TASK GOAL:
Note how many lines in these entries contain "JSON", and reply with that number alone.

Items from an interface collection:
"""
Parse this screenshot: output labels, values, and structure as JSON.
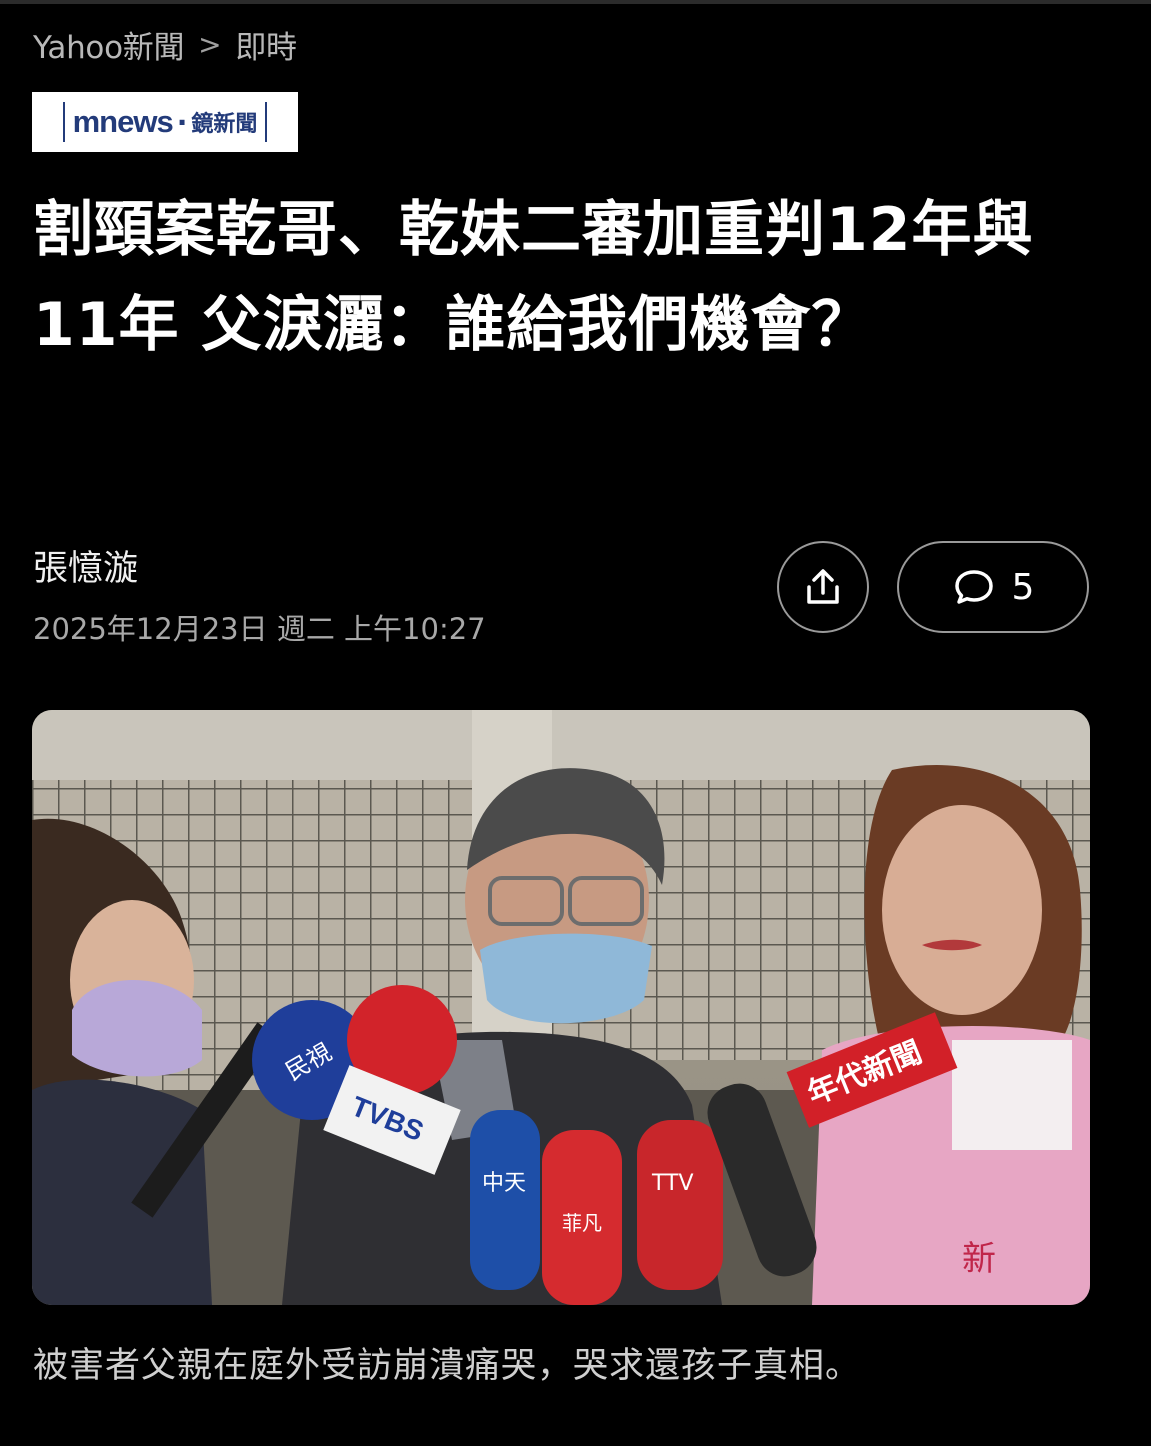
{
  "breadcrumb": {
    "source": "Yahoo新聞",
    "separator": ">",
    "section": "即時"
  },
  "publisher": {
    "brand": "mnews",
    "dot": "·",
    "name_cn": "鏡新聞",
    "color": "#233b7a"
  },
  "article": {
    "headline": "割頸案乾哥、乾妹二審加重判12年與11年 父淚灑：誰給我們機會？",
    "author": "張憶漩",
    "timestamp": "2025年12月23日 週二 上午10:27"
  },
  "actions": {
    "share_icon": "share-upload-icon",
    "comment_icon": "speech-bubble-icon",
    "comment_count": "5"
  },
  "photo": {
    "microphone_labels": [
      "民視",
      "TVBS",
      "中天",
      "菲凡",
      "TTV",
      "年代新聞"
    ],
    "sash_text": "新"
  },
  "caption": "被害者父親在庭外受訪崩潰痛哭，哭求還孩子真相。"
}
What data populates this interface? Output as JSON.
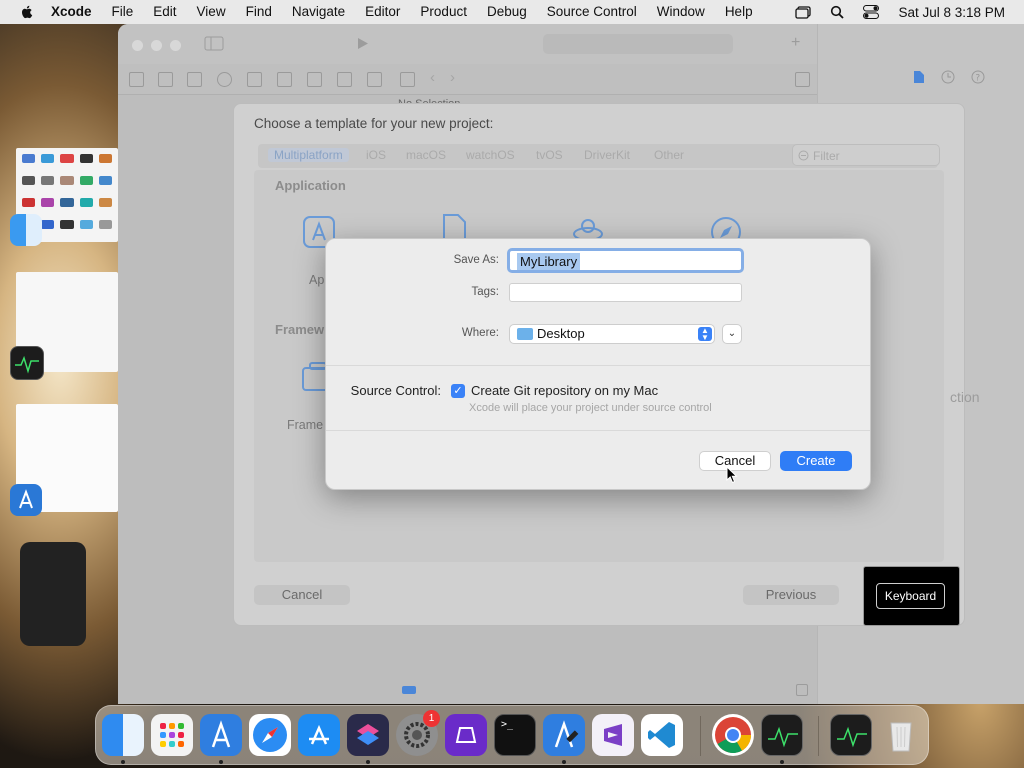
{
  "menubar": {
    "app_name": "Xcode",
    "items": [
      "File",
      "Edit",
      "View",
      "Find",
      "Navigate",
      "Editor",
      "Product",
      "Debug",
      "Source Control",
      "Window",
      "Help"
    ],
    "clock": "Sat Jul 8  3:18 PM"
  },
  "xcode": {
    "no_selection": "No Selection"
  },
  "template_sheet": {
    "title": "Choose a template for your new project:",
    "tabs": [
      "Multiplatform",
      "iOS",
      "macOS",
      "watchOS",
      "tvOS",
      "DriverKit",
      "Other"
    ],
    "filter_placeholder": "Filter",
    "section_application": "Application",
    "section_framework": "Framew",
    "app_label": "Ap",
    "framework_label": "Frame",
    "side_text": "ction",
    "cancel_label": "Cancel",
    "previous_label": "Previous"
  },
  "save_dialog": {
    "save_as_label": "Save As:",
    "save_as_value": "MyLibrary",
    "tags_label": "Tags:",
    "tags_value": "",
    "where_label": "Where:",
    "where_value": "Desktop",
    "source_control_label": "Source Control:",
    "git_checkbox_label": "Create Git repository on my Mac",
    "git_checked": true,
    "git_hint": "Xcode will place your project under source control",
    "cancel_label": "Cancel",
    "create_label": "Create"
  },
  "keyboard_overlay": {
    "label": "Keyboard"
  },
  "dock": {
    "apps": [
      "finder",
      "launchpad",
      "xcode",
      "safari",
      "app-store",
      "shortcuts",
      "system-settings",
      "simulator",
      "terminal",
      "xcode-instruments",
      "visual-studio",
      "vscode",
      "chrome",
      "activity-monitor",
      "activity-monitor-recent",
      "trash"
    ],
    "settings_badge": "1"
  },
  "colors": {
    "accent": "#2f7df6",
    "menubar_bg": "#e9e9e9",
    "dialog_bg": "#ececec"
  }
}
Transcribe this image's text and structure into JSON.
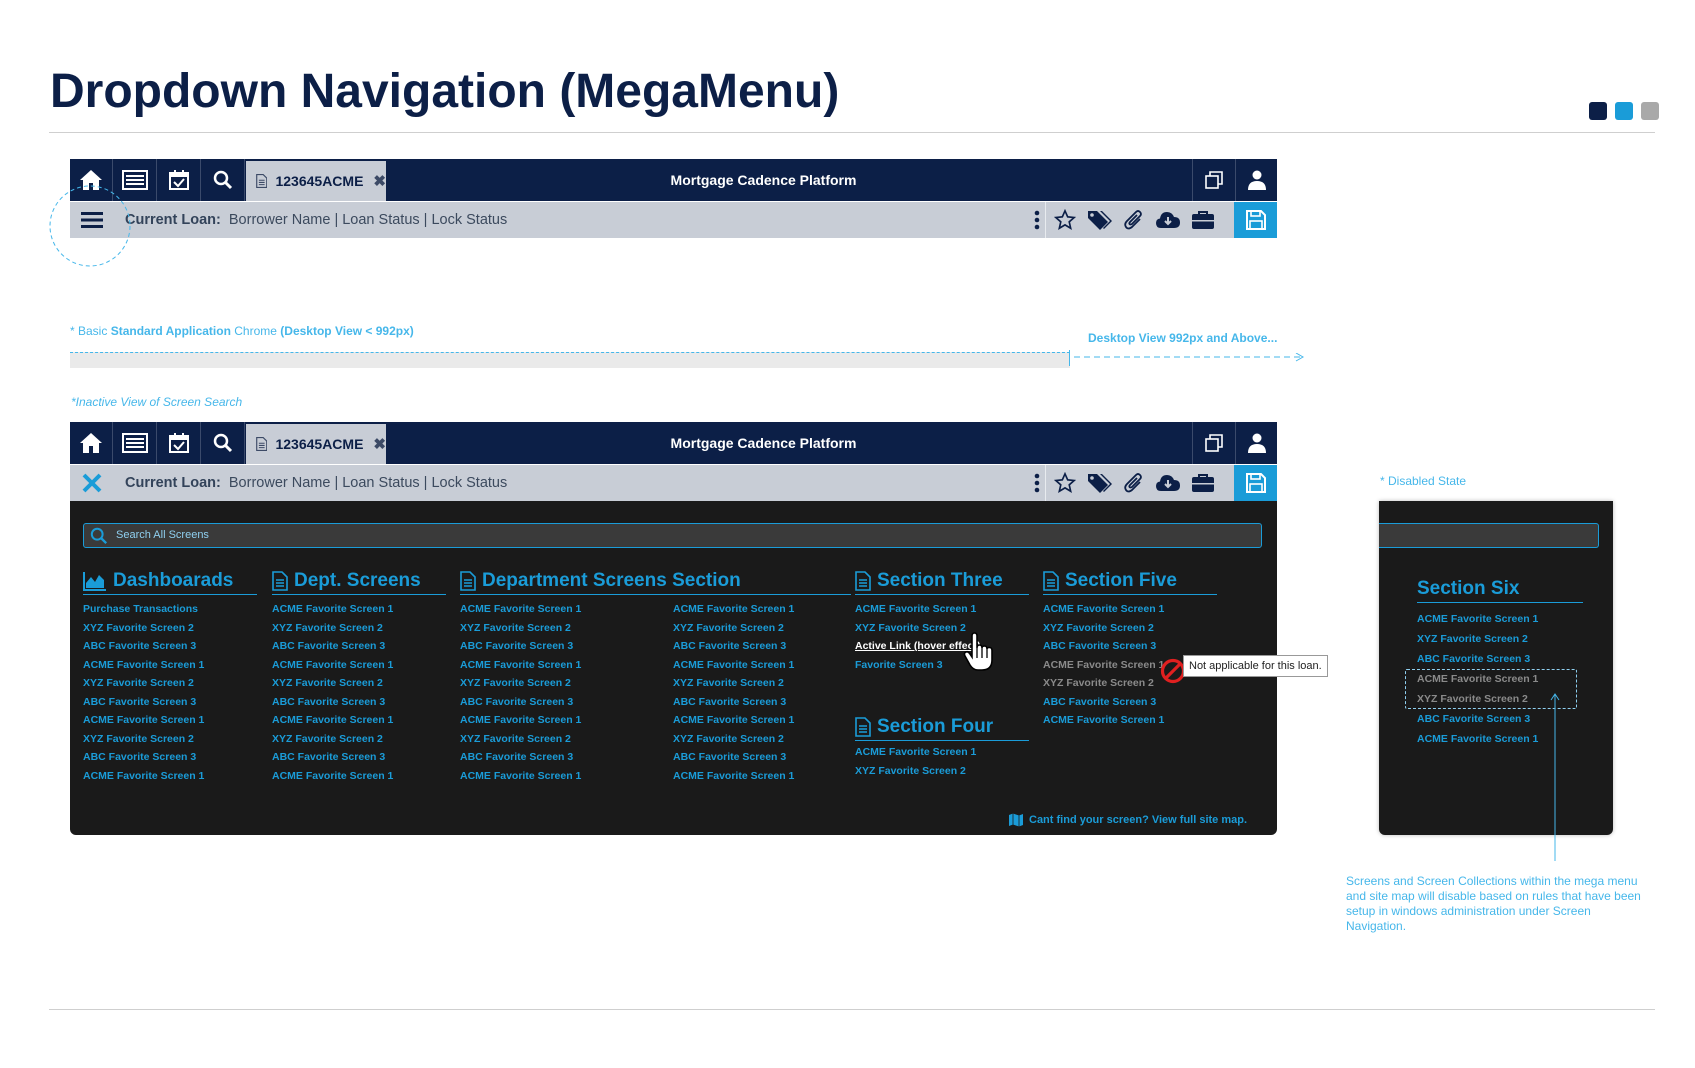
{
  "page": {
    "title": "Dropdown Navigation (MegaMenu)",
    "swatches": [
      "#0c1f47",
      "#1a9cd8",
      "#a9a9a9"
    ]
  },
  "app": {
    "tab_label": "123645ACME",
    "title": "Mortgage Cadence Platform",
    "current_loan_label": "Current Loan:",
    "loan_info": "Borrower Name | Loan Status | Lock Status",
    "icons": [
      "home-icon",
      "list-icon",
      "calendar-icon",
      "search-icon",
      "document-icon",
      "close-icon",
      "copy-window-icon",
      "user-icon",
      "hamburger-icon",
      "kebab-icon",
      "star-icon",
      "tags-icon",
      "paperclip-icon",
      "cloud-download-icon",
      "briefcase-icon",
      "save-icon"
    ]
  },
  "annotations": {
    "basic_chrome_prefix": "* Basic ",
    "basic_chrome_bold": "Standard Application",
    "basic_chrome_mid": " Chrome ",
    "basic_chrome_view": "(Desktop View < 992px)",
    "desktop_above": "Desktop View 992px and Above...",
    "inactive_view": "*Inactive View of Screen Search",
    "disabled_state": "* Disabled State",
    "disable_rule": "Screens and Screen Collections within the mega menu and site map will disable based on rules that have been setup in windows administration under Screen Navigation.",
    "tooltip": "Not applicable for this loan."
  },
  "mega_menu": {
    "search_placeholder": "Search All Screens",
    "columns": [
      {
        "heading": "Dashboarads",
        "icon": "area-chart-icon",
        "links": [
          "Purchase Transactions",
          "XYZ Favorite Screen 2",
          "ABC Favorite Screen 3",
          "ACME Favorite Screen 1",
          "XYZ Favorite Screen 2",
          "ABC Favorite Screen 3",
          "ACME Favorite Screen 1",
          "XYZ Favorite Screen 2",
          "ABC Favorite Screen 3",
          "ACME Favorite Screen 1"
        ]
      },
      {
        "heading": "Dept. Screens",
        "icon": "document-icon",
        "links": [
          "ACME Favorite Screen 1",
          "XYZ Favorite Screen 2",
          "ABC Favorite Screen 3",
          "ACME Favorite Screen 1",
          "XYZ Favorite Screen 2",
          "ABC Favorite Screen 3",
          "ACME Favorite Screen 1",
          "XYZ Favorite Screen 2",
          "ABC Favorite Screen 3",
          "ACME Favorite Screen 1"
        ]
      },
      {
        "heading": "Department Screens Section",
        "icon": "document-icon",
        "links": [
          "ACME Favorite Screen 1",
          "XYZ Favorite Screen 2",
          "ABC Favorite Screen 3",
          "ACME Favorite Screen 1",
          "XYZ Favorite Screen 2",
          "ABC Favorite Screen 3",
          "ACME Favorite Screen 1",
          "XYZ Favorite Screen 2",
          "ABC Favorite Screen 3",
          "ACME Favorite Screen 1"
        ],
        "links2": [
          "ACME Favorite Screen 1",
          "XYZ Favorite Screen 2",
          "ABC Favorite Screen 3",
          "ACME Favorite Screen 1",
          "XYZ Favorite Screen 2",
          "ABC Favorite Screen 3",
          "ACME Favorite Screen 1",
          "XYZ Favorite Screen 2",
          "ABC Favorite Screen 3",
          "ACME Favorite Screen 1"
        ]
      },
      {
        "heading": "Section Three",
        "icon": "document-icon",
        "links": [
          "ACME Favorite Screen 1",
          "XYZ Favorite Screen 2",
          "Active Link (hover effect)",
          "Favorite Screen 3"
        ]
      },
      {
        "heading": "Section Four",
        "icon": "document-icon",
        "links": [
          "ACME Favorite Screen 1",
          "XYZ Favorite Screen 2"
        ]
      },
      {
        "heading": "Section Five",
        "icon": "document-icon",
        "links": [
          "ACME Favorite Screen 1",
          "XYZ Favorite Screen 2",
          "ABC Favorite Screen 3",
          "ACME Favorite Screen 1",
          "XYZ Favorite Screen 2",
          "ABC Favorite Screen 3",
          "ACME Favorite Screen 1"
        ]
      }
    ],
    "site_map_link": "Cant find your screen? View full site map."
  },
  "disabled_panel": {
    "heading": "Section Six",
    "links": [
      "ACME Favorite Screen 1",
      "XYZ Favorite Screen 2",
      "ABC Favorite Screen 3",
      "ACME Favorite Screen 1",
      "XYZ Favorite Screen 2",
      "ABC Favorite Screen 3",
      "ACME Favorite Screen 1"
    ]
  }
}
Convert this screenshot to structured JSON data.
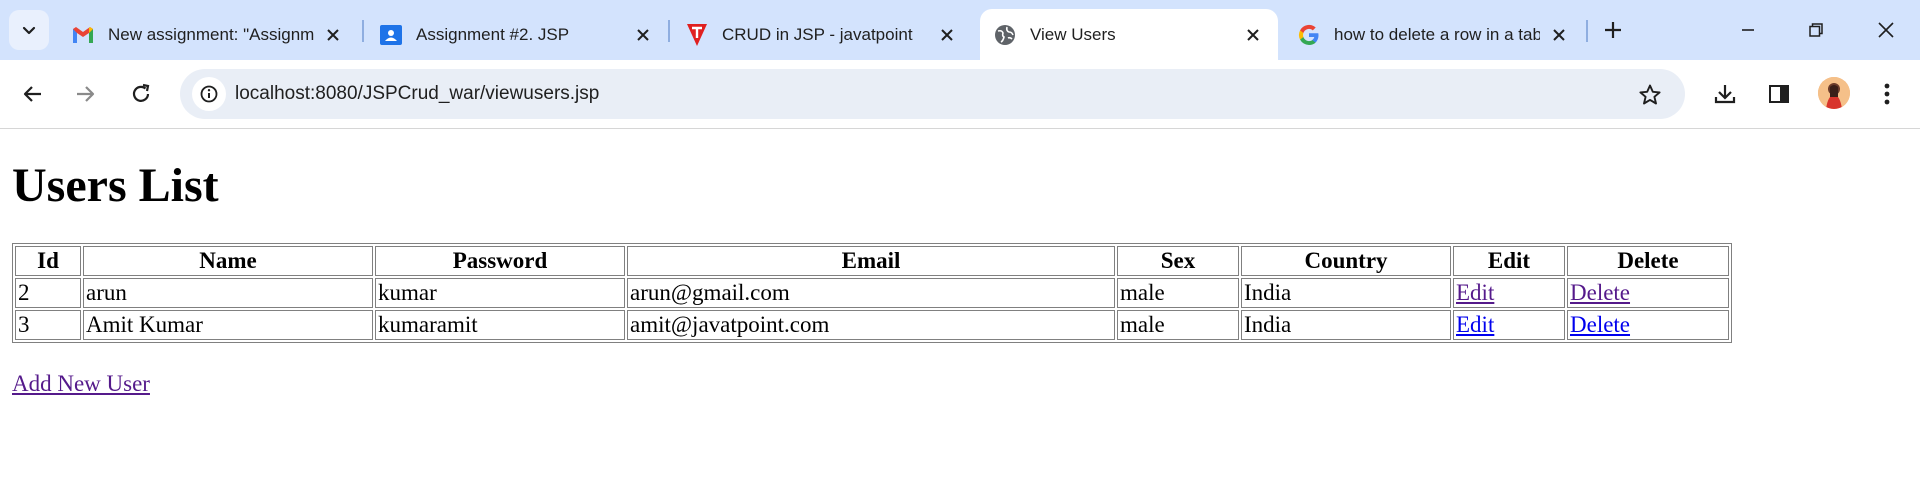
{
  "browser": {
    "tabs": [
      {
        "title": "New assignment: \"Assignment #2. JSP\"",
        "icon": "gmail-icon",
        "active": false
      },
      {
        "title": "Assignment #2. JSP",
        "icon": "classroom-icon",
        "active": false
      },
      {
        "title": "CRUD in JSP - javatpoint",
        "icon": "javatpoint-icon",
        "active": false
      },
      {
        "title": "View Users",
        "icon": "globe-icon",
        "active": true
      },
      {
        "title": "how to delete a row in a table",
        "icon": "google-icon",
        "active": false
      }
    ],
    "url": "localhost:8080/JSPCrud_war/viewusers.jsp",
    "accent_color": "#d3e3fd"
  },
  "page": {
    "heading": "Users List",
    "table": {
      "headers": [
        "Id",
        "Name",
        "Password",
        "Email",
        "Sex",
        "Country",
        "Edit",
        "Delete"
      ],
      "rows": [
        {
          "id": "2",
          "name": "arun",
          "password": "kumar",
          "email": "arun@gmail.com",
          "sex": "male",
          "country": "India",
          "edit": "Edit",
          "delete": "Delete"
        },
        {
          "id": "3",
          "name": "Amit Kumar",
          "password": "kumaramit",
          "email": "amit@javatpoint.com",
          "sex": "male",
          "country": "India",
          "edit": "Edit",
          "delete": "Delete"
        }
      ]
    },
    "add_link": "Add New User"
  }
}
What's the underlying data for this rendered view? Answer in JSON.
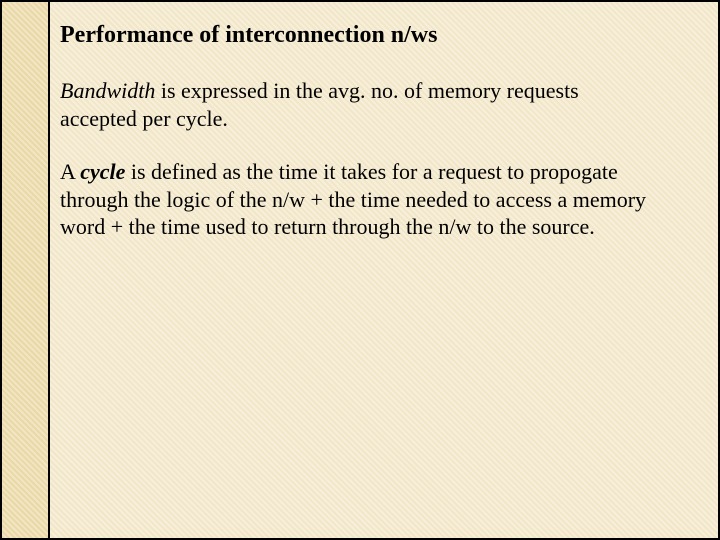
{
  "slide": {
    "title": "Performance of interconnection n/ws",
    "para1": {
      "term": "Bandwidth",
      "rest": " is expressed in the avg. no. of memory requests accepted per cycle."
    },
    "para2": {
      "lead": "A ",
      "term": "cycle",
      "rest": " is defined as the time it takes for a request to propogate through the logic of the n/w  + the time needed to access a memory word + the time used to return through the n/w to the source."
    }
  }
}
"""
EXERCISE RESPONSE:
5